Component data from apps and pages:
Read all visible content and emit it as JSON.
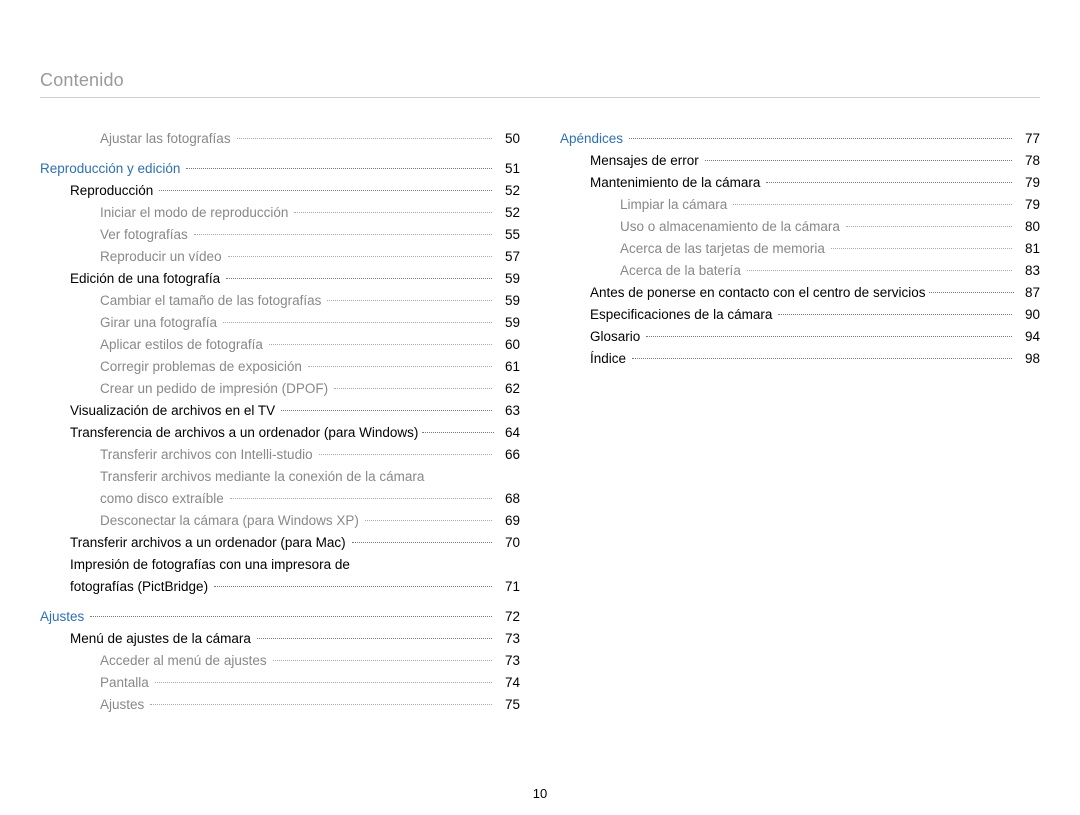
{
  "header": "Contenido",
  "page_number": "10",
  "columns": [
    [
      {
        "class": "l3",
        "label": "Ajustar las fotografías",
        "page": "50"
      },
      {
        "spacer": 8
      },
      {
        "class": "section",
        "label": "Reproducción y edición",
        "page": "51"
      },
      {
        "class": "l1",
        "label": "Reproducción",
        "page": "52"
      },
      {
        "class": "l3",
        "label": "Iniciar el modo de reproducción",
        "page": "52"
      },
      {
        "class": "l3",
        "label": "Ver fotografías",
        "page": "55"
      },
      {
        "class": "l3",
        "label": "Reproducir un vídeo",
        "page": "57"
      },
      {
        "class": "l1",
        "label": "Edición de una fotografía",
        "page": "59"
      },
      {
        "class": "l3",
        "label": "Cambiar el tamaño de las fotografías",
        "page": "59"
      },
      {
        "class": "l3",
        "label": "Girar una fotografía",
        "page": "59"
      },
      {
        "class": "l3",
        "label": "Aplicar estilos de fotografía",
        "page": "60"
      },
      {
        "class": "l3",
        "label": "Corregir problemas de exposición",
        "page": "61"
      },
      {
        "class": "l3",
        "label": "Crear un pedido de impresión (DPOF)",
        "page": "62"
      },
      {
        "class": "l1",
        "label": "Visualización de archivos en el TV",
        "page": "63"
      },
      {
        "class": "l1",
        "label": "Transferencia de archivos a un ordenador (para Windows)",
        "page": "64",
        "tight": true
      },
      {
        "class": "l3",
        "label": "Transferir archivos con Intelli-studio",
        "page": "66"
      },
      {
        "class": "l3",
        "label": "Transferir archivos mediante la conexión de la cámara",
        "nopage": true
      },
      {
        "class": "l3",
        "label": "como disco extraíble",
        "page": "68"
      },
      {
        "class": "l3",
        "label": "Desconectar la cámara (para Windows XP)",
        "page": "69"
      },
      {
        "class": "l1",
        "label": "Transferir archivos a un ordenador (para Mac)",
        "page": "70"
      },
      {
        "class": "l1",
        "label": "Impresión de fotografías con una impresora de",
        "nopage": true
      },
      {
        "class": "l1",
        "label": "fotografías (PictBridge)",
        "page": "71"
      },
      {
        "spacer": 8
      },
      {
        "class": "section",
        "label": "Ajustes",
        "page": "72"
      },
      {
        "class": "l1",
        "label": "Menú de ajustes de la cámara",
        "page": "73"
      },
      {
        "class": "l3",
        "label": "Acceder al menú de ajustes",
        "page": "73"
      },
      {
        "class": "l3",
        "label": "Pantalla",
        "page": "74"
      },
      {
        "class": "l3",
        "label": "Ajustes",
        "page": "75"
      }
    ],
    [
      {
        "class": "section",
        "label": "Apéndices",
        "page": "77"
      },
      {
        "class": "l1",
        "label": "Mensajes de error",
        "page": "78"
      },
      {
        "class": "l1",
        "label": "Mantenimiento de la cámara",
        "page": "79"
      },
      {
        "class": "l3",
        "label": "Limpiar la cámara",
        "page": "79"
      },
      {
        "class": "l3",
        "label": "Uso o almacenamiento de la cámara",
        "page": "80"
      },
      {
        "class": "l3",
        "label": "Acerca de las tarjetas de memoria",
        "page": "81"
      },
      {
        "class": "l3",
        "label": "Acerca de la batería",
        "page": "83"
      },
      {
        "class": "l1",
        "label": "Antes de ponerse en contacto con el centro de servicios",
        "page": "87",
        "tight": true
      },
      {
        "class": "l1",
        "label": "Especificaciones de la cámara",
        "page": "90"
      },
      {
        "class": "l1",
        "label": "Glosario",
        "page": "94"
      },
      {
        "class": "l1",
        "label": "Índice",
        "page": "98"
      }
    ]
  ]
}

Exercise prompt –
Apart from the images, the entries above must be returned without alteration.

Result –
Read all visible content and emit it as JSON.
{
  "header": "Contenido",
  "page_number": "10",
  "columns": [
    [
      {
        "class": "l3",
        "label": "Ajustar las fotografías",
        "page": "50"
      },
      {
        "spacer": 8
      },
      {
        "class": "section",
        "label": "Reproducción y edición",
        "page": "51"
      },
      {
        "class": "l1",
        "label": "Reproducción",
        "page": "52"
      },
      {
        "class": "l3",
        "label": "Iniciar el modo de reproducción",
        "page": "52"
      },
      {
        "class": "l3",
        "label": "Ver fotografías",
        "page": "55"
      },
      {
        "class": "l3",
        "label": "Reproducir un vídeo",
        "page": "57"
      },
      {
        "class": "l1",
        "label": "Edición de una fotografía",
        "page": "59"
      },
      {
        "class": "l3",
        "label": "Cambiar el tamaño de las fotografías",
        "page": "59"
      },
      {
        "class": "l3",
        "label": "Girar una fotografía",
        "page": "59"
      },
      {
        "class": "l3",
        "label": "Aplicar estilos de fotografía",
        "page": "60"
      },
      {
        "class": "l3",
        "label": "Corregir problemas de exposición",
        "page": "61"
      },
      {
        "class": "l3",
        "label": "Crear un pedido de impresión (DPOF)",
        "page": "62"
      },
      {
        "class": "l1",
        "label": "Visualización de archivos en el TV",
        "page": "63"
      },
      {
        "class": "l1",
        "label": "Transferencia de archivos a un ordenador (para Windows)",
        "page": "64",
        "tight": true
      },
      {
        "class": "l3",
        "label": "Transferir archivos con Intelli-studio",
        "page": "66"
      },
      {
        "class": "l3",
        "label": "Transferir archivos mediante la conexión de la cámara",
        "nopage": true
      },
      {
        "class": "l3",
        "label": "como disco extraíble",
        "page": "68"
      },
      {
        "class": "l3",
        "label": "Desconectar la cámara (para Windows XP)",
        "page": "69"
      },
      {
        "class": "l1",
        "label": "Transferir archivos a un ordenador (para Mac)",
        "page": "70"
      },
      {
        "class": "l1",
        "label": "Impresión de fotografías con una impresora de",
        "nopage": true
      },
      {
        "class": "l1",
        "label": "fotografías (PictBridge)",
        "page": "71"
      },
      {
        "spacer": 8
      },
      {
        "class": "section",
        "label": "Ajustes",
        "page": "72"
      },
      {
        "class": "l1",
        "label": "Menú de ajustes de la cámara",
        "page": "73"
      },
      {
        "class": "l3",
        "label": "Acceder al menú de ajustes",
        "page": "73"
      },
      {
        "class": "l3",
        "label": "Pantalla",
        "page": "74"
      },
      {
        "class": "l3",
        "label": "Ajustes",
        "page": "75"
      }
    ],
    [
      {
        "class": "section",
        "label": "Apéndices",
        "page": "77"
      },
      {
        "class": "l1",
        "label": "Mensajes de error",
        "page": "78"
      },
      {
        "class": "l1",
        "label": "Mantenimiento de la cámara",
        "page": "79"
      },
      {
        "class": "l3",
        "label": "Limpiar la cámara",
        "page": "79"
      },
      {
        "class": "l3",
        "label": "Uso o almacenamiento de la cámara",
        "page": "80"
      },
      {
        "class": "l3",
        "label": "Acerca de las tarjetas de memoria",
        "page": "81"
      },
      {
        "class": "l3",
        "label": "Acerca de la batería",
        "page": "83"
      },
      {
        "class": "l1",
        "label": "Antes de ponerse en contacto con el centro de servicios",
        "page": "87",
        "tight": true
      },
      {
        "class": "l1",
        "label": "Especificaciones de la cámara",
        "page": "90"
      },
      {
        "class": "l1",
        "label": "Glosario",
        "page": "94"
      },
      {
        "class": "l1",
        "label": "Índice",
        "page": "98"
      }
    ]
  ]
}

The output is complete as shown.